Missoula City CouncilICYMI: If you want to see some talented GLA activists in action, here are some highlights of their efforts to advocate for a society of equal rights and mutual benefit  at a Missoula City Council Meeting in late August.

The issue was a proposal by the mayor and council to make a “one-time” dip into Tax Increment Financing funds, totaling $750,000. The city’s new budget proposed more than $6.5 million in spending, a $3.8 million increase over the previous year’s budget. On top of that, the city proposed raising property taxes by 3.85 percent.

This isn’t the first time the Missoula City Council has tried something like this. They’ve been sticking taxpayers with higher and higher tax bills over the years for “nice to have” — rather than “need to have” — pet projects, like a free bus system and even a water park.

Needless to say, people have had enough of higher taxes for unnecessary “feel good” projects that the council demanded everyone else pay for. In response, 16 GLA graduates worked independently together by organizing and attending the meeting and shared their thoughts on the council’s out-of-control spending addiction.

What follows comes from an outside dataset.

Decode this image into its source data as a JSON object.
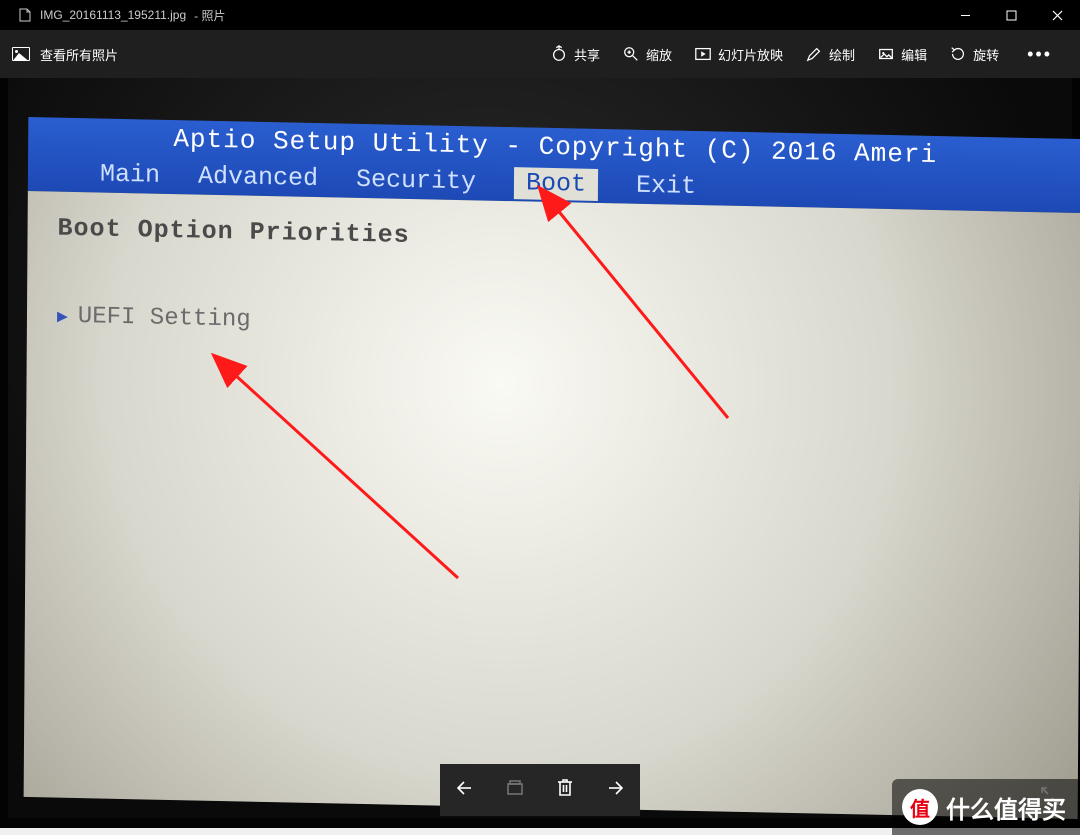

Missoula City Council

Ethan Holmes addresses the Missoula City Council about the proposed tax increase.

Ethan Holmes, a Level 2, Certified Community Mobilizer Graduate, spoke before the council on how hard the city’s tax increases have been hitting him.

“When I first moved here, I could barely afford to live here, now I’m even closer to the brink of having to leave the city … because of things like rising property taxes,” he said. “A lot of folks like myself who do rent here in the city — when you’re already working two jobs, going to school, trying to make ends meet, anything like that — it certainly doesn’t help.”

While Ethan loves Missoula, he said he would likely have to find a less expensive city to move to when he graduates.

“I was fooled once when I came here, thinking the pattern of rising taxes wouldn’t continue — and I think I’m here tonight, like many other folks, because I don’t want to get fooled twice, and see that happen again and again and again.”



Missoula City Council

Ed Lesofski testifies about his concerns with unnecessary spending.

Ed Lesofski, a Certified Community Mobilizer Graduate and a veteran who provides counseling and crisis intervention to veterans through the Rural Institute for Veterans Education and Research, said he was disappointed that the city could spend so much on non-essential projects — like a water park — and neglect more essential programs the city could assist.

While the council steamrolled along with the tax hikes and spending increases they wanted, GLA activists were able to have their voices heard, leveraging the tools of storytelling, social media and local media — a writer for The Missoulian, a local newspaper, was present — among other methods.

You can read The Missoulian’s coverage here and here.

These GLA graduates demonstrated the real power of citizens coming together, voicing their concerns and having their perspectives heard. From the Missoula City Council meeting, it’s clear that activists don’t always win, even when they have the numbers on their side. But advocating for liberty is more than votes — it involves shifting the tide to the side of liberty.

To see that principle in action, watch the city council meeting.